One. Create a timetable
One of the best things we did in the lead up to the conference was create a to-do list and a timetable for completion. This really helped us to stay on track, and made sure we didn’t forget anything. There are a lot of things to keep in mind when organising a conference and having a well-planned schedule allowed us to stay on track making the whole process a little smoother.
Two. Don’t worry if something goes wrong
No matter how organised you think you are, there will always be something you haven’t thought about. But it is Ok. Our delegates were a particularly amenable group, but really anyone will appreciate that there are little details that may go wrong (like the microphone in our case!) and that it is not the end of the world.
Of course, they don’t, not really, but everyone appreciates a good
selection of items in their conference packs. It is also a very good way of making contacts within larger organisations and businesses, local or national. It is a good way of obtaining financial support for your conference. The earlier you start this process, the better. You are far more likely to get support if you ask in advance. Organisations often have deadlines for funding, so do your research. Some publishing companies are also really keen to hear what universities are up to. In fact, on account of this our conference report is being printed in ‘Past’, the Prehistoric Society magazine.
Even though there was a lot of work leading up to the day, and a lot of running around and frantic organising on the day itself, it pays off! Every one of our delegates came up to us at the end of the conference and thanked us for the day for organising it so well. This was of course so thoughtful, but well-received and valuable feedback which made it all worth it!
Incredulously, there is such a thing as too many biscuits!
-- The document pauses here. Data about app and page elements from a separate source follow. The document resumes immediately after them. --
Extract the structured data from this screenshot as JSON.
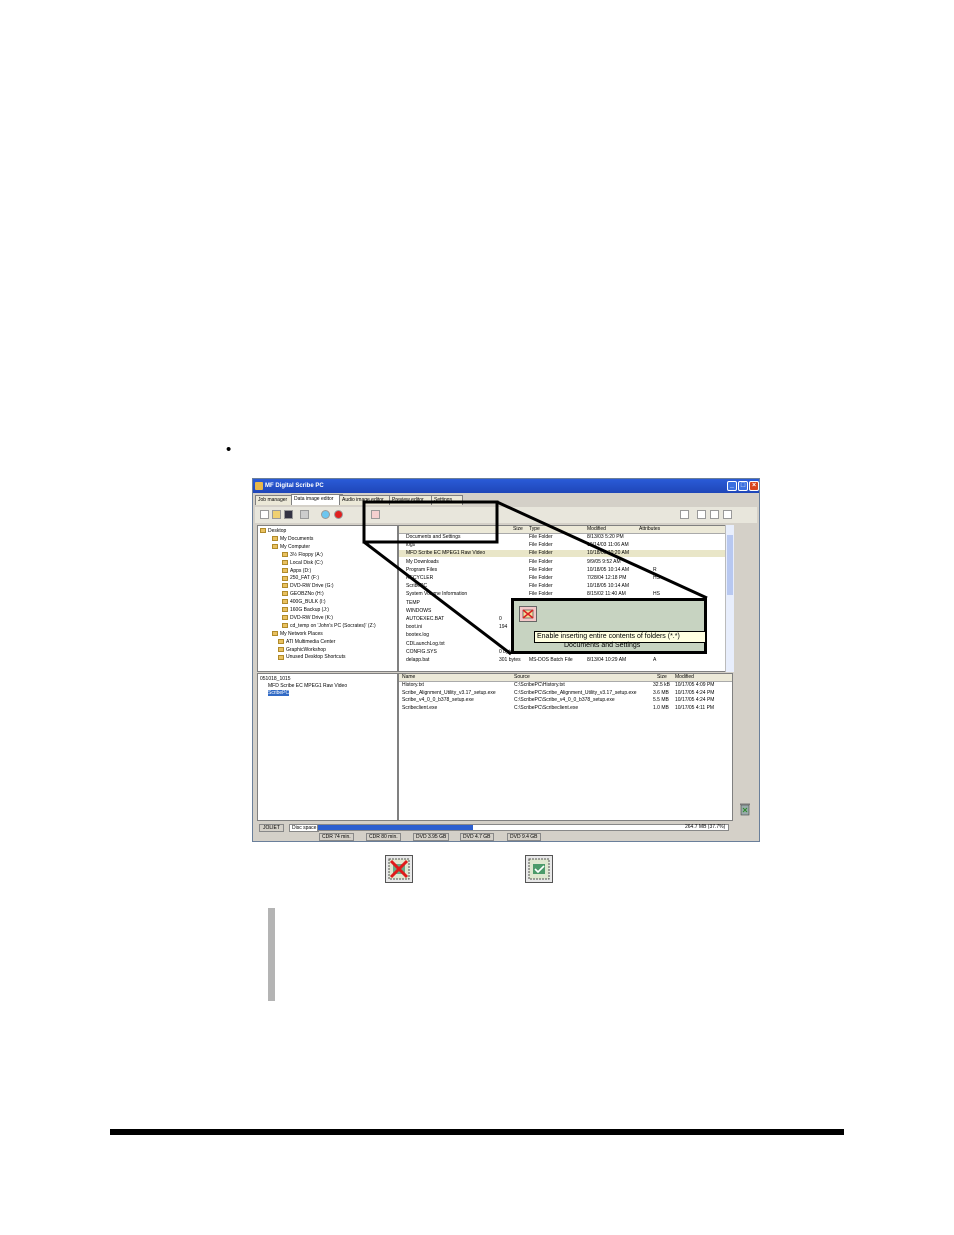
{
  "bullet": "•",
  "app": {
    "title": "MF Digital Scribe PC",
    "tabs": [
      "Job manager",
      "Data image editor",
      "Audio image editor",
      "Preview editor",
      "Settings"
    ],
    "tooltip": "Enable inserting entire contents of folders (*.*)"
  },
  "tree": [
    "Desktop",
    "My Documents",
    "My Computer",
    "3½ Floppy (A:)",
    "Local Disk (C:)",
    "Apps (D:)",
    "250_FAT (F:)",
    "DVD-RW Drive (G:)",
    "GEOBZNo (H:)",
    "400G_BULK (I:)",
    "160G Backup (J:)",
    "DVD-RW Drive (K:)",
    "cd_temp on 'John's PC (Socrates)' (Z:)",
    "My Network Places",
    "ATI Multimedia Center",
    "GraphicWorkshop",
    "Unused Desktop Shortcuts"
  ],
  "files": {
    "headers": [
      "Size",
      "Type",
      "Modified",
      "Attributes"
    ],
    "rows": [
      {
        "name": "Documents and Settings",
        "size": "",
        "type": "File Folder",
        "modified": "8/13/03 5:20 PM",
        "attr": ""
      },
      {
        "name": "logs",
        "size": "",
        "type": "File Folder",
        "modified": "10/14/03 11:06 AM",
        "attr": ""
      },
      {
        "name": "MFD Scribe EC MPEG1 Raw Video",
        "size": "",
        "type": "File Folder",
        "modified": "10/18/05 10:20 AM",
        "attr": ""
      },
      {
        "name": "My Downloads",
        "size": "",
        "type": "File Folder",
        "modified": "9/9/05 9:52 AM",
        "attr": ""
      },
      {
        "name": "Program Files",
        "size": "",
        "type": "File Folder",
        "modified": "10/18/05 10:14 AM",
        "attr": "R"
      },
      {
        "name": "RECYCLER",
        "size": "",
        "type": "File Folder",
        "modified": "7/28/04 12:18 PM",
        "attr": "HS"
      },
      {
        "name": "ScribePC",
        "size": "",
        "type": "File Folder",
        "modified": "10/18/05 10:14 AM",
        "attr": ""
      },
      {
        "name": "System Volume Information",
        "size": "",
        "type": "File Folder",
        "modified": "8/15/02 11:40 AM",
        "attr": "HS"
      },
      {
        "name": "TEMP",
        "size": "",
        "type": "",
        "modified": "",
        "attr": ""
      },
      {
        "name": "WINDOWS",
        "size": "",
        "type": "",
        "modified": "",
        "attr": ""
      },
      {
        "name": "AUTOEXEC.BAT",
        "size": "0",
        "type": "",
        "modified": "",
        "attr": ""
      },
      {
        "name": "boot.ini",
        "size": "194",
        "type": "",
        "modified": "",
        "attr": ""
      },
      {
        "name": "bootex.log",
        "size": "",
        "type": "",
        "modified": "",
        "attr": ""
      },
      {
        "name": "CDLaunchLog.txt",
        "size": "",
        "type": "",
        "modified": "",
        "attr": ""
      },
      {
        "name": "CONFIG.SYS",
        "size": "0 bytes",
        "type": "System file",
        "modified": "8/15/02 11:35 AM",
        "attr": "A"
      },
      {
        "name": "delapp.bat",
        "size": "301 bytes",
        "type": "MS-DOS Batch File",
        "modified": "8/13/04 10:29 AM",
        "attr": "A"
      }
    ]
  },
  "project_tree": [
    "051018_1015",
    "MFD Scribe EC MPEG1 Raw Video",
    "ScribePC"
  ],
  "project_files": {
    "headers": [
      "Name",
      "Source",
      "Size",
      "Modified"
    ],
    "rows": [
      {
        "name": "History.txt",
        "source": "C:\\ScribePC\\History.txt",
        "size": "32.5 kB",
        "modified": "10/17/05 4:09 PM"
      },
      {
        "name": "Scribe_Alignment_Utility_v3.17_setup.exe",
        "source": "C:\\ScribePC\\Scribe_Alignment_Utility_v3.17_setup.exe",
        "size": "3.6 MB",
        "modified": "10/17/05 4:24 PM"
      },
      {
        "name": "Scribe_v4_0_0_b378_setup.exe",
        "source": "C:\\ScribePC\\Scribe_v4_0_0_b378_setup.exe",
        "size": "5.5 MB",
        "modified": "10/17/05 4:24 PM"
      },
      {
        "name": "Scribeclient.exe",
        "source": "C:\\ScribePC\\Scribeclient.exe",
        "size": "1.0 MB",
        "modified": "10/17/05 4:11 PM"
      }
    ]
  },
  "status": {
    "fs": "JOLIET",
    "disc_label": "Disc space",
    "used": "264.7 MB (37.7%)",
    "used_fraction": 0.377,
    "media": [
      "CDR 74 min.",
      "CDR 80 min.",
      "DVD 3.95 GB",
      "DVD 4.7 GB",
      "DVD 9.4 GB"
    ]
  },
  "zoom": {
    "tooltip": "Enable inserting entire contents of folders (*.*)",
    "behind": "Documents and Settings"
  }
}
Don’t panic though, they are a welcome, if fleeting, addition to the office… That is until everyone blames you for tempting them.